Response to trustee, prosecutor


I am writing in response to Trustee Cole and the Delaware County Prosecutor’s statements in the article “Brown Twp. to Dedicate Hall-Neighbor Not Happy About It,” Nov. 10.

The facts are that the township was not asked not to build their building, but to adhere to its own written zoning resolution for “Public Administration,” which was only a specifically permitted use in their Planned Commercial section, and to observe the appropriate 100-foot setbacks from all residential uses. Prior to and throughout their design process, which they estimate cost their taxpayers $150,000, on their own testimony, not one single conversation occurred between the trustees or their zoning inspector regarding adhering to their zoning. Their hall was simply designed to the maximum extent of their budget and to comply with the donors’ requirements, but it was never discussed throughout to make any attempt or effort for their design to conform to township code. Spending $382,000 chasing a $1.1 million gift over 3 years (when the requirement was 2) and knowing the issue of contested zoning is pending judicial review is reckless and irresponsible at best; it is certainly not fiscally minded, accountable government.
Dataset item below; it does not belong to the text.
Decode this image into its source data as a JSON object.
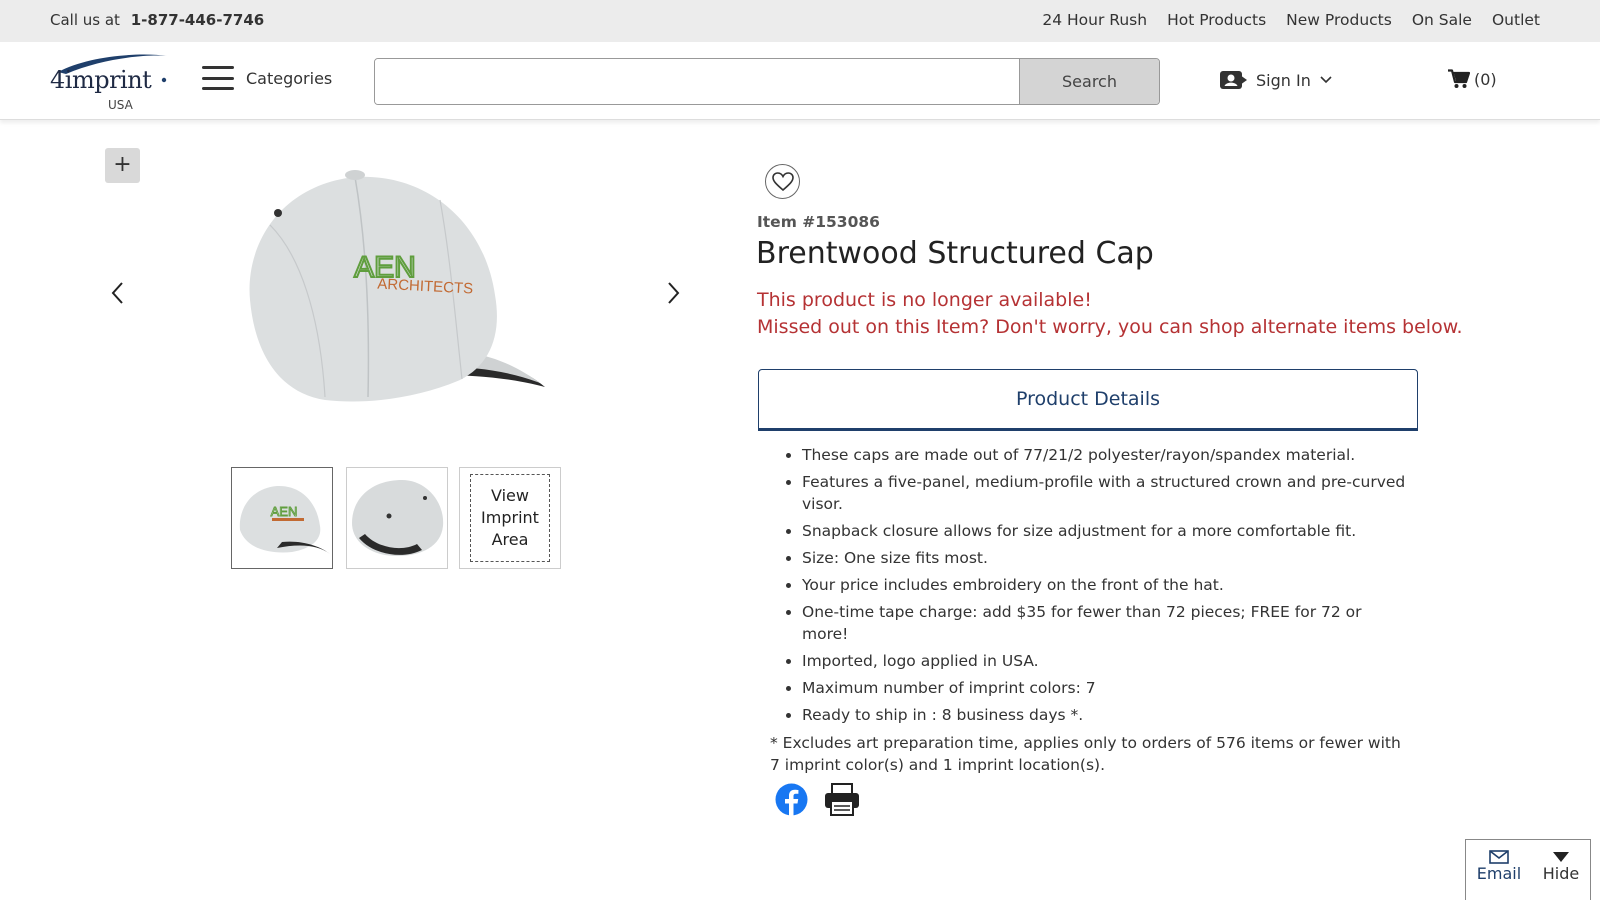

The township was required by Delaware County to issue itself a zoning permit, so the prosecutor’s assertion that the township is exempt from its zoning presents an illogical conundrum in itself. Furthermore, self-servingly enacting legislation to amend township zoning in August (months after breaking ground and over a year of ignoring zoning) to now explicitly permit township “Public Uses” in all districts while nobody has yet made any effort to interpret the existing “Public Administration” provision. Thinking that this somehow corrects an error never admitted to, only deepens the mystery. Another curiosity is why the township zoning inspector was not under immediate disciplinary action upon admitting to having never read the section of the code that a citizen appealed and paid the township to review in a formal zoning appeal overseen by the prosecutor’s office.

Brazenly committing to steamrolling through with construction while burning through taxpayer dollars and requesting (twice) the Fifth District Court of Appeals and now the Supreme Court to prevent the local trial court from ever hearing the case under the guise of “preserving judicial economy” is entirely nonsensical. The township never intended to comply with anything, as reasonably interpreted by the prosecutor’s statement in pre-trial, that they (township) would do as they wanted to do regardless of the judge’s decision. The depth of project mismanagement, misfeasance, fiduciary irresponsibility, lack of neighborliness, and dogged determination to prevent any decision from an impartial trial is wholly anti-American and not what we should expect from government. Or, maybe, it is and the old-fashioned notion that government follow its rules and that there are checks and balances is merely a fairy tale propagated in classrooms?

If someone can logically explain to me how any effort was made to comply with township code, while zoning was admittedly never reviewed or discussed by the township and it now argues itself exempt from complying with the rules it mandates upon everyone else, and it believes itself immune from even being questioned on the subject, then I will gladly concede the point that, evidently, there should be one set of rules for the citizens and none for government and politicians.

Bryan Schermerhorn,

Delaware

Bryan Schermerhorn,

Delaware